Thursday, August 16, 2012

Dog Days of Summer

Since 1950, the annualized S&P500 volatility is 15.5%.  The one-day annualized volatility for the Aug SPY at-the-money options is 11% (i.e., expiring tomorrow). This is good news for Obama and the stock market. The chart below shows the implied vol in light blue, a 30-day actual trailing vol in white, from 2006-present.

Barry Ritholz links to a MarketTech report post that shows that VIX lows are good times to short the market (see below for VIX chart back to late 2011).  As the VIX and SPY are inversely correlated, this is really like saying that if you short the market at historical highs, it would be a good strategy.  The problem, of course, is that highs and lows are determined ex post.  In real time, it isn't clear the VIX is at a low.  For instance, the VIX stayed at this level from 1992-1995, and from 2004-06.  Just ask those who shorted USTreasuries at 'historic' lows  over the past 20 years.  


Anonymous said...

Barry Ritholz is a joke.

Mercury said...

Well, this time around there’s the added risk that you may be buying volatility from the Fed. More likely perhaps in the UST market than the S&P 500 but should make one pause before pulling the trigger. They’re running out of options at this point and I wouldn’t put it past them.

BRM said...

Part of the low VIX calculation is also structural to how they "roll" in their wight of futures. Sep VIX futures aren't at any kind of historical low (~18 and change).

Barry may want to also consider that sustained up-trends also usually produce a VIX that bounces along at lows as realized vol remains subdued.

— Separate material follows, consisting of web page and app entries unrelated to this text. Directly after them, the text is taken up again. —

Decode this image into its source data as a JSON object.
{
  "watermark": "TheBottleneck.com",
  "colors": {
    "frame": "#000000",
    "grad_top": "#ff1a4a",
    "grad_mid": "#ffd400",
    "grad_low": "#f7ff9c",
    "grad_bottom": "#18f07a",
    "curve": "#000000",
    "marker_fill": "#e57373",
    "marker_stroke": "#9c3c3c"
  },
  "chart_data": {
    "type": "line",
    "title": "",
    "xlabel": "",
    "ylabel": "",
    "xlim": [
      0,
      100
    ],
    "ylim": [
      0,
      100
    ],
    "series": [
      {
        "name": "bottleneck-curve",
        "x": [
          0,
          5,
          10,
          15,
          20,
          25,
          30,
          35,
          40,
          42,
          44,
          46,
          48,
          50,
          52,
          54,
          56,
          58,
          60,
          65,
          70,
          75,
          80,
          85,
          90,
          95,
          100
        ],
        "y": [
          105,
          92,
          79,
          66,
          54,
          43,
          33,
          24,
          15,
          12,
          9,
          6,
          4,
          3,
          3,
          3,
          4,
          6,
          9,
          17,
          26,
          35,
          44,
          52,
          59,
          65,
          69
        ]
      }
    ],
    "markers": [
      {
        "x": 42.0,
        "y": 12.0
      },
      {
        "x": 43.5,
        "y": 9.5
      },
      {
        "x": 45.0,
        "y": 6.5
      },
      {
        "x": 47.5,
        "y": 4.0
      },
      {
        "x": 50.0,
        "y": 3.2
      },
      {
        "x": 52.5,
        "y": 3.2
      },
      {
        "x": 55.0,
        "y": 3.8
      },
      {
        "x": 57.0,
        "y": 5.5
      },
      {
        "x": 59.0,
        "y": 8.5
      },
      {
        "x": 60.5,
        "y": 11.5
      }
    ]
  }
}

So, you know, also a great time to be aggressively short equities.